Paying Attention to Retirement Plan Fees
by John Nownes, JD, Vice President – Retirement Plan Services, Union Bank & Trust
As defined benefit plans have transitioned to defined contribution plans, employees have become responsible for saving for retirement through a 401(k). Ideally, our balances will grow as much as possible over time. But what factors affect how that balance grows? These are key for you to understand and be aware of as you save for your future:
- Contributions made to the account
- Earnings credited to the account
- Fees charged to the account
While most understand the importance of contributions and earnings, many employees often underestimate the effect fees have on their retirement account. Consider the following:
Jack has a 401(k) account balance of $25,000. Investment returns average 7% over 35 years. Annual fees are 0.5%. In this case, Jack’s account balance will grow to $227,000, even if no more contributions are made. However, if annual fees were 1.5%, the account balance will only grow to $163,000. As you can see, the additional 1% in fees significantly reduces the account balance.
Retirement account fees are typically categorized as plan administration fees, individual service fees, and investment fees.
Plan administration fees pay for the daily operations of the plan, including recordkeeping, trustee, accounting, legal, and similar services.
Administration fees are usually paid in one of three ways: the employer sponsoring the plan pays the fees; the fees are charged directly against the participant’s account; or the fees are charged against the participant’s investment returns.
Individual service fees are assessed against a participant’s account for specific services the participant uses. Examples include loan fees and distribution-related fees.
Investment fees are paid in connection with the plan’s investments (e.g., mutual fund fees). These fees are assessed against the participant’s investments, and are deducted directly from the participant’s account. A mutual fund’s net total return takes these fees into account. Common types of investment fees include sales charges (i.e., loads/commissions) for buying or selling mutual fund shares; 12b-1 fees paid to compensate brokers for selling the mutual fund; and management fees for the daily operations of the fund (i.e., the “expense ratio”).
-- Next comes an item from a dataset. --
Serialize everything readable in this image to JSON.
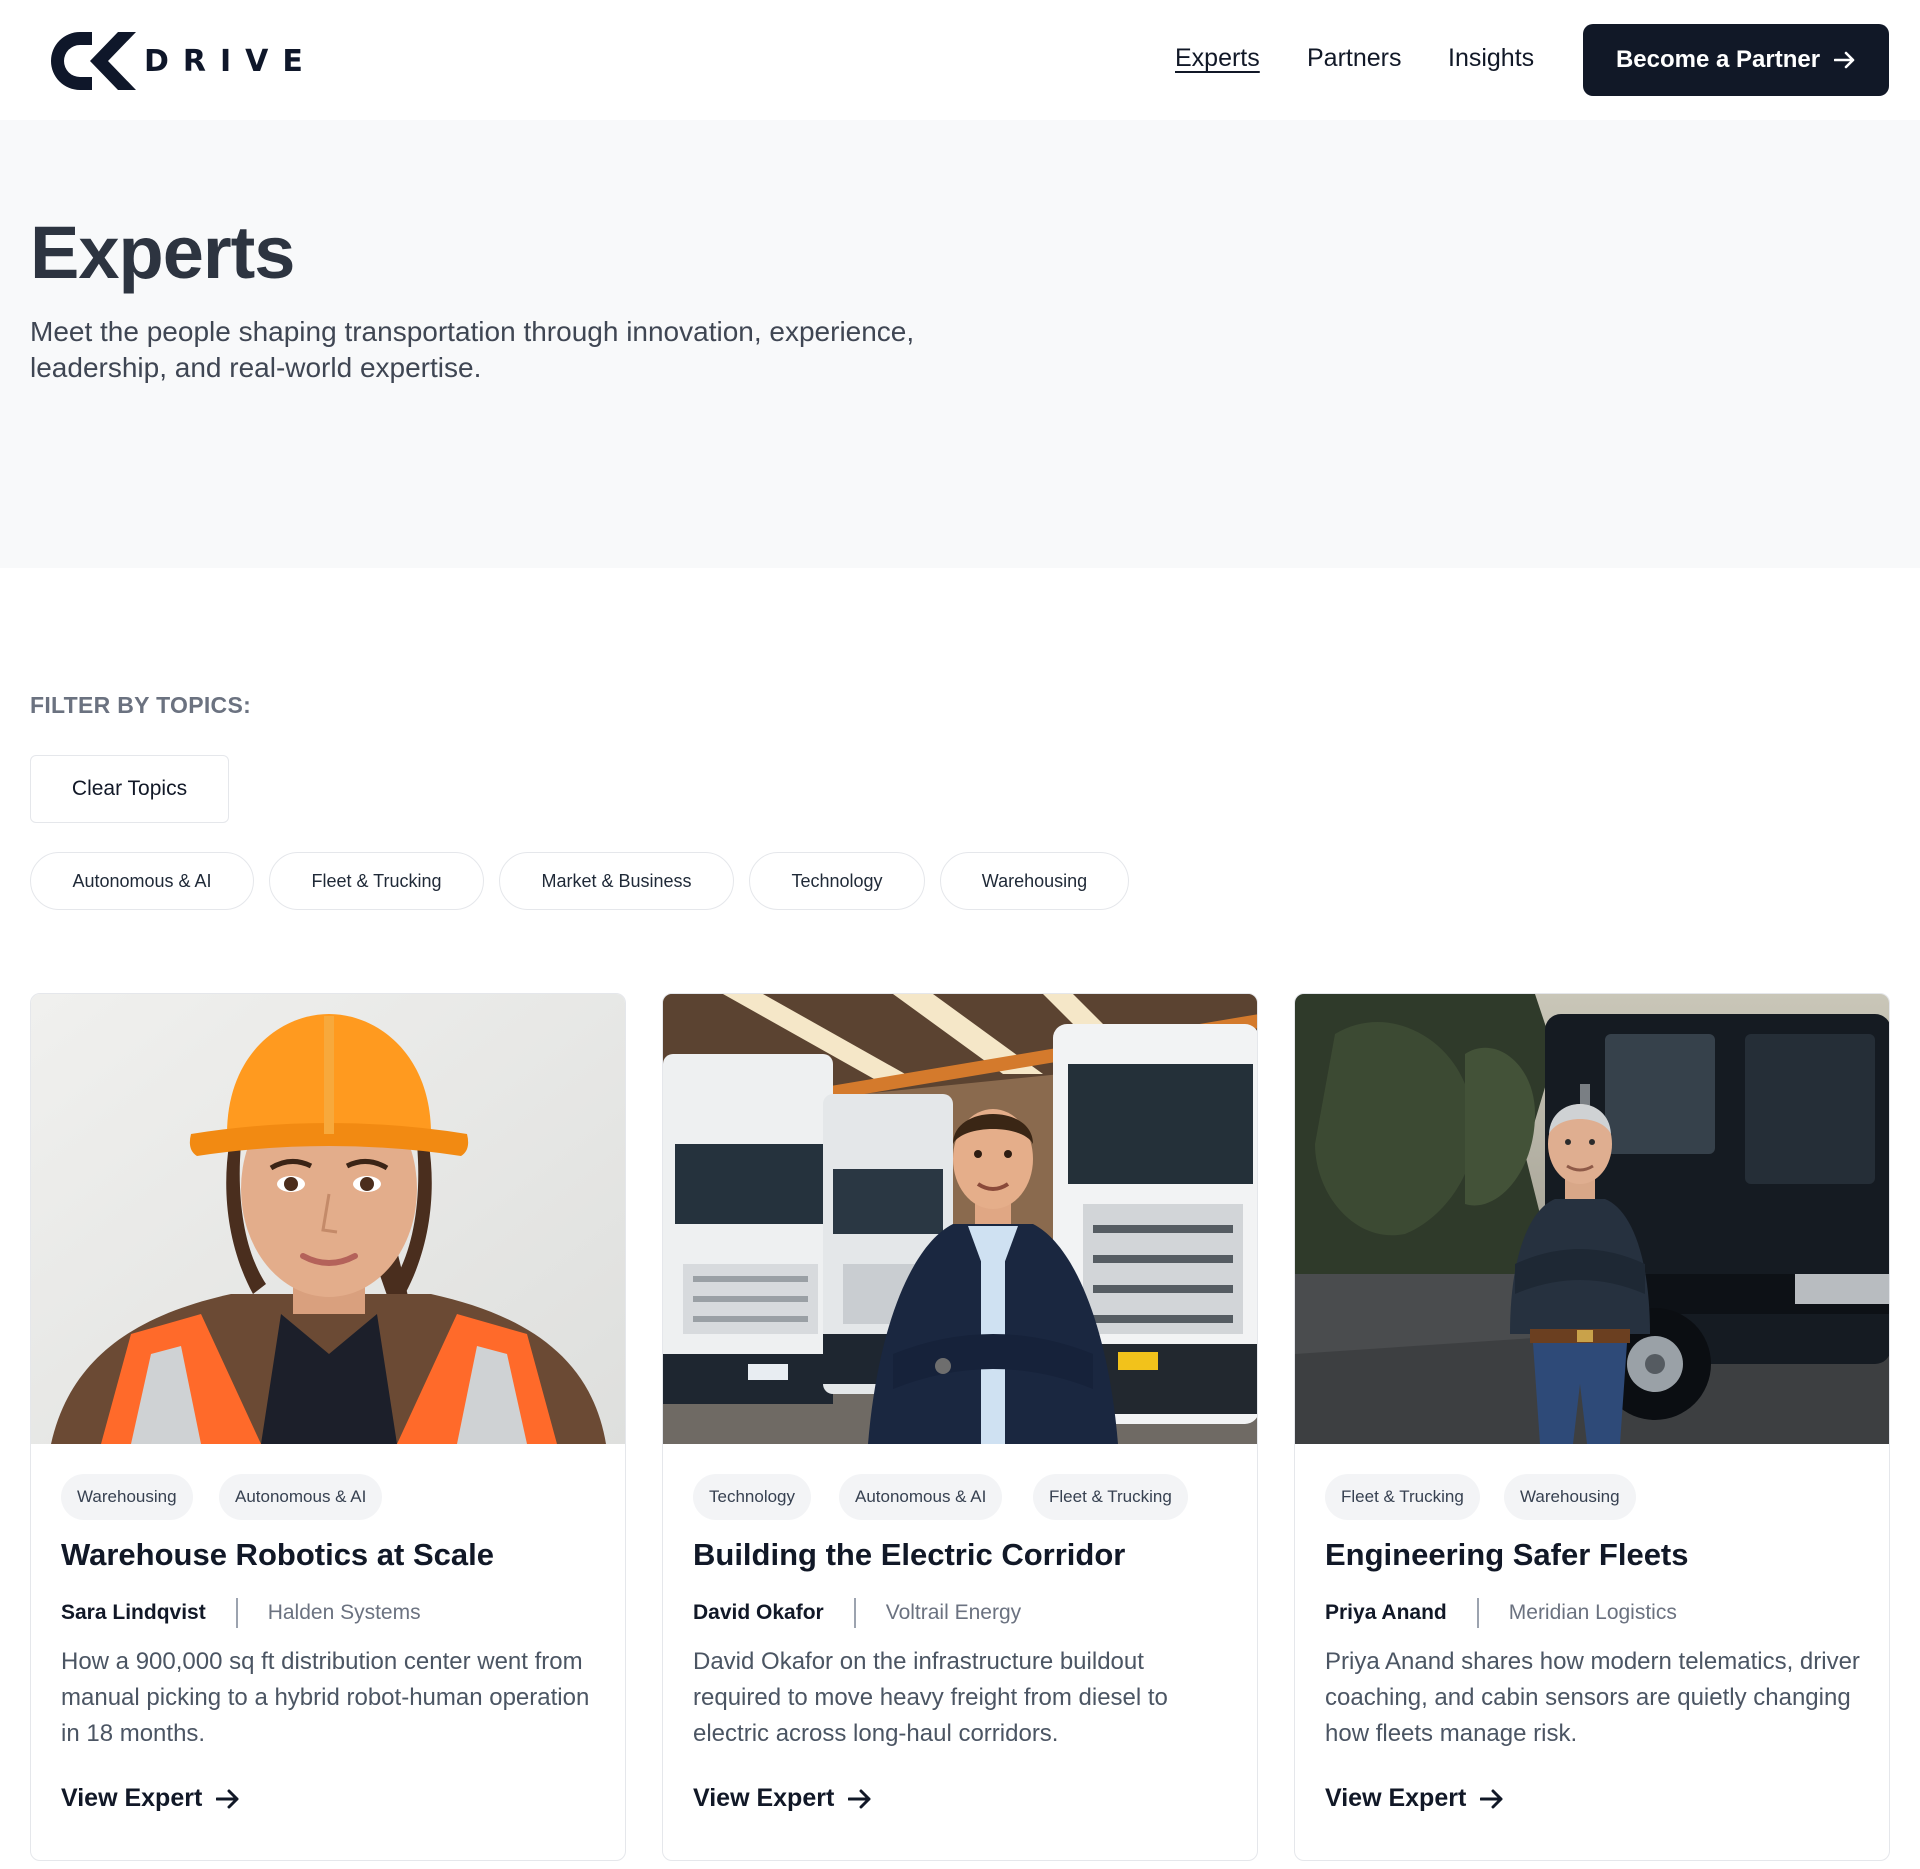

Typically, as a participant, you have no control over plan administration and individual service fees, but depending on the available mutual fund investments in the portfolio, you may have some control over investment fees.
When making your investment decisions, take some time to research, understand, and consider investment-related fees. By considering all of the primary components of your retirement fund, you can set yourself up for strong returns that grow over time.
See U.S. Department of Labor, Employee Benefits Security Administration,
“A Look at 401(k) Fees” at 1-2.